- **DATA SUPPLIED**
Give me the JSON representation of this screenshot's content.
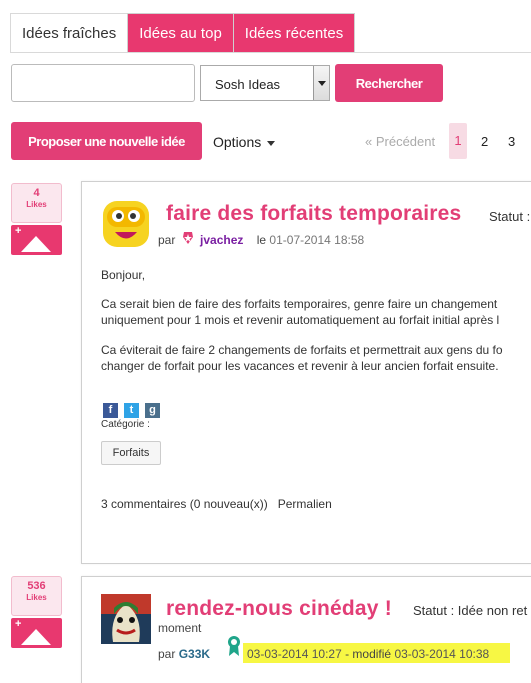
{
  "tabs": [
    {
      "label": "Idées fraîches",
      "active": true
    },
    {
      "label": "Idées au top",
      "active": false
    },
    {
      "label": "Idées récentes",
      "active": false
    }
  ],
  "search": {
    "value": "",
    "placeholder": "",
    "button": "Rechercher"
  },
  "community_select": {
    "selected": "Sosh Ideas"
  },
  "toolbar": {
    "propose": "Proposer une nouvelle idée",
    "options": "Options"
  },
  "pagination": {
    "prev": "« Précédent",
    "current": "1",
    "pages": [
      "2",
      "3"
    ]
  },
  "ideas": [
    {
      "likes": "4",
      "likes_label": "Likes",
      "title": "faire des forfaits temporaires",
      "status": "Statut :",
      "by": "par",
      "author": "jvachez",
      "date_prefix": "le",
      "date": "01-07-2014 18:58",
      "body": [
        "Bonjour,",
        "Ca serait bien de faire des forfaits temporaires, genre faire un changement",
        "uniquement pour 1 mois et revenir automatiquement au forfait initial après l",
        "Ca éviterait de faire 2 changements de forfaits et permettrait aux gens du fo",
        "changer de forfait pour les vacances et revenir à leur ancien forfait ensuite."
      ],
      "category_label": "Catégorie :",
      "category": "Forfaits",
      "comments": "3 commentaires (0 nouveau(x))",
      "permalink": "Permalien"
    },
    {
      "likes": "536",
      "likes_label": "Likes",
      "title": "rendez-nous cinéday !",
      "status": "Statut : Idée non ret",
      "status_cont": "moment",
      "by": "par",
      "author": "G33K",
      "date": "03-03-2014 10:27",
      "modified_label": "- modifié",
      "modified": "03-03-2014 10:38"
    }
  ],
  "colors": {
    "accent": "#e23e76",
    "like_bg": "#fbe7ee",
    "author": "#7a1fa2",
    "highlight": "#f7f744"
  }
}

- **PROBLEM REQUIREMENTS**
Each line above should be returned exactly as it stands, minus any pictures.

- **RESULT FOR THIS EXERCISE**
Give me the JSON representation of this screenshot's content.
{
  "tabs": [
    {
      "label": "Idées fraîches",
      "active": true
    },
    {
      "label": "Idées au top",
      "active": false
    },
    {
      "label": "Idées récentes",
      "active": false
    }
  ],
  "search": {
    "value": "",
    "placeholder": "",
    "button": "Rechercher"
  },
  "community_select": {
    "selected": "Sosh Ideas"
  },
  "toolbar": {
    "propose": "Proposer une nouvelle idée",
    "options": "Options"
  },
  "pagination": {
    "prev": "« Précédent",
    "current": "1",
    "pages": [
      "2",
      "3"
    ]
  },
  "ideas": [
    {
      "likes": "4",
      "likes_label": "Likes",
      "title": "faire des forfaits temporaires",
      "status": "Statut :",
      "by": "par",
      "author": "jvachez",
      "date_prefix": "le",
      "date": "01-07-2014 18:58",
      "body": [
        "Bonjour,",
        "Ca serait bien de faire des forfaits temporaires, genre faire un changement",
        "uniquement pour 1 mois et revenir automatiquement au forfait initial après l",
        "Ca éviterait de faire 2 changements de forfaits et permettrait aux gens du fo",
        "changer de forfait pour les vacances et revenir à leur ancien forfait ensuite."
      ],
      "category_label": "Catégorie :",
      "category": "Forfaits",
      "comments": "3 commentaires (0 nouveau(x))",
      "permalink": "Permalien"
    },
    {
      "likes": "536",
      "likes_label": "Likes",
      "title": "rendez-nous cinéday !",
      "status": "Statut : Idée non ret",
      "status_cont": "moment",
      "by": "par",
      "author": "G33K",
      "date": "03-03-2014 10:27",
      "modified_label": "- modifié",
      "modified": "03-03-2014 10:38"
    }
  ],
  "colors": {
    "accent": "#e23e76",
    "like_bg": "#fbe7ee",
    "author": "#7a1fa2",
    "highlight": "#f7f744"
  }
}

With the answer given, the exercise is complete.